Entries taken from a collection

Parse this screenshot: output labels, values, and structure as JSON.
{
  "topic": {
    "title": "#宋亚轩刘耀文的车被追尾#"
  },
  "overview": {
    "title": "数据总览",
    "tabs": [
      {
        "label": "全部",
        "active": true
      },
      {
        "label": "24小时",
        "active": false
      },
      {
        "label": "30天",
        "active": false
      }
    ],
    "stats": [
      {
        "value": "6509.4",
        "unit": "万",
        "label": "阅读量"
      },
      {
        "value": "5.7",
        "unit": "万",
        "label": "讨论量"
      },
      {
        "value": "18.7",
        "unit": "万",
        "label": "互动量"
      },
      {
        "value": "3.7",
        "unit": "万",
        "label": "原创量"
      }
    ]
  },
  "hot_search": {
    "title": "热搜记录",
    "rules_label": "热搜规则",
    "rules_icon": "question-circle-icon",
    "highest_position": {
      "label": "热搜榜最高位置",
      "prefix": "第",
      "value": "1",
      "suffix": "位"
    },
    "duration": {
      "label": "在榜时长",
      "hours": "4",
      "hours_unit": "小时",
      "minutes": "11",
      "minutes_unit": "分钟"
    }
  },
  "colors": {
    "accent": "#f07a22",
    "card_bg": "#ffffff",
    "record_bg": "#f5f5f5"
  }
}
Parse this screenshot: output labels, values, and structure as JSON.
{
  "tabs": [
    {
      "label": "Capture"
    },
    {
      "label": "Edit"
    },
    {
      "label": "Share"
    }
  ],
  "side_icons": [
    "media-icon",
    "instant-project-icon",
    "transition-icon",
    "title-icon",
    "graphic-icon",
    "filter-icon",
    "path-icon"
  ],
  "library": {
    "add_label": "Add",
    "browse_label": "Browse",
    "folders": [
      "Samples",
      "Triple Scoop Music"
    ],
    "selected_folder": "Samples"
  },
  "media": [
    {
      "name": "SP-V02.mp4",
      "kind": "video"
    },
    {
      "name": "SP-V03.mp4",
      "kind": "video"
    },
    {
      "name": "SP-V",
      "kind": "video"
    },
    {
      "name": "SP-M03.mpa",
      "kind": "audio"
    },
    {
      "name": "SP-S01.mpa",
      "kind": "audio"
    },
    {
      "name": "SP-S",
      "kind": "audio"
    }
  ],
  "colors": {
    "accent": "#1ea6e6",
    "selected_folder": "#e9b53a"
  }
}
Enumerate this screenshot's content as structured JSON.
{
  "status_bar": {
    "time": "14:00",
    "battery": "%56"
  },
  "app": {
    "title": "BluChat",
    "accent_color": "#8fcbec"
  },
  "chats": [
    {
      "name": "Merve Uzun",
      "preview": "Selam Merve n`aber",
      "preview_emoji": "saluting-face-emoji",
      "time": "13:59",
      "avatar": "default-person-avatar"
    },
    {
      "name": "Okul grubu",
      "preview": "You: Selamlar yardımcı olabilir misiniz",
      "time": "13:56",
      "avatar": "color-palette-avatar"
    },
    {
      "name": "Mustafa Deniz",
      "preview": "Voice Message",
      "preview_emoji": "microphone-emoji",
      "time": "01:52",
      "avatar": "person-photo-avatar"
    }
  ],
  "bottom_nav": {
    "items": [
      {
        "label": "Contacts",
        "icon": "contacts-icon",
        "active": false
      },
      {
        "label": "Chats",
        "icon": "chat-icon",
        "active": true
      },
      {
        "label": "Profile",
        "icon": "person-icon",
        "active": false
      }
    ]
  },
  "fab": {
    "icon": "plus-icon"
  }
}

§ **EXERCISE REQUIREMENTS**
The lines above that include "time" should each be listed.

§ **SOLUTION FOR THIS TASK**
    "time": "14:00",
      "time": "13:59",
      "time": "13:56",
      "time": "01:52",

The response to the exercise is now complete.